* _EXERCISE DIRECTIONS_
Please filter the entries for the word "forma" and copy every line that has it.
[DATASET EXCERPTS — start]
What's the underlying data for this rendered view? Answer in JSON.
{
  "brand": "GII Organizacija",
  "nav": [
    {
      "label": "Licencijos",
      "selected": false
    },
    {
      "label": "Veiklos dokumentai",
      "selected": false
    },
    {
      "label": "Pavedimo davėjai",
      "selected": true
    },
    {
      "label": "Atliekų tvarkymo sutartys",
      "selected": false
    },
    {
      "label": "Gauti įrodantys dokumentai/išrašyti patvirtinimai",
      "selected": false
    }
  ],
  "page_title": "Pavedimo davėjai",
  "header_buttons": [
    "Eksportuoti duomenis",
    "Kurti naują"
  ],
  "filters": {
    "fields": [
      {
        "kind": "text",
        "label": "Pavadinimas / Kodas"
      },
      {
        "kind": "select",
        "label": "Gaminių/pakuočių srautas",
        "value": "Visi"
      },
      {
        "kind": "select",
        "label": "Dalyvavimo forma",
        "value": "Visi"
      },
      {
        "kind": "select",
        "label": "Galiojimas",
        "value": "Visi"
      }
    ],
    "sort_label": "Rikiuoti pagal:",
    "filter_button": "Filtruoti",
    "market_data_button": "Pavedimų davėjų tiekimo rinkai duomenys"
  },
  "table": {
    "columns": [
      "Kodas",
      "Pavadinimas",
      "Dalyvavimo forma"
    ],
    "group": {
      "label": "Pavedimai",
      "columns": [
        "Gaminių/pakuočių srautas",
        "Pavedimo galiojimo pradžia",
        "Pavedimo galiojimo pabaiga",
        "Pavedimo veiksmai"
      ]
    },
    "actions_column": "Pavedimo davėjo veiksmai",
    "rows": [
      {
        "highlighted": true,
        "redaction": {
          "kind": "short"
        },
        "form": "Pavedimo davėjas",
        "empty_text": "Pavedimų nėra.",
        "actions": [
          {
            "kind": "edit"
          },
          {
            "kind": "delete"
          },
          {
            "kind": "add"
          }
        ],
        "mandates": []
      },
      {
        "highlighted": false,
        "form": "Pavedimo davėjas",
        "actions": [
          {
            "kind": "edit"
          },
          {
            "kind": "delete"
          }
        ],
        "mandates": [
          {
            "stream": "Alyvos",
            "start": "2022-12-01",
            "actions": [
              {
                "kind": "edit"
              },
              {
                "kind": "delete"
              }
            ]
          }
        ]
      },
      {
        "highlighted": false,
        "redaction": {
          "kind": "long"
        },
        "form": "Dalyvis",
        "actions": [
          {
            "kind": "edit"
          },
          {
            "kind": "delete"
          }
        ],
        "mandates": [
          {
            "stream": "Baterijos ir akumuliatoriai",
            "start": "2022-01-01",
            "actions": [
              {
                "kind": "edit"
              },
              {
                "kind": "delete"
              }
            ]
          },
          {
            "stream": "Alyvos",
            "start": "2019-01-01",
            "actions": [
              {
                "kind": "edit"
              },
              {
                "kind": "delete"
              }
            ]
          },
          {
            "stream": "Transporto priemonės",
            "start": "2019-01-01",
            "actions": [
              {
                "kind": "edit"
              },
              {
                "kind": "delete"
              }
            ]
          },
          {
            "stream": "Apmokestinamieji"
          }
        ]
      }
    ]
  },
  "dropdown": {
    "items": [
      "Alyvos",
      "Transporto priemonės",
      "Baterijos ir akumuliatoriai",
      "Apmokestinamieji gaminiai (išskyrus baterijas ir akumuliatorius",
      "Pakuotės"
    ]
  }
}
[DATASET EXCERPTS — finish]
* _FINAL ANSWER_
        "label": "Dalyvavimo forma",
      "Dalyvavimo forma"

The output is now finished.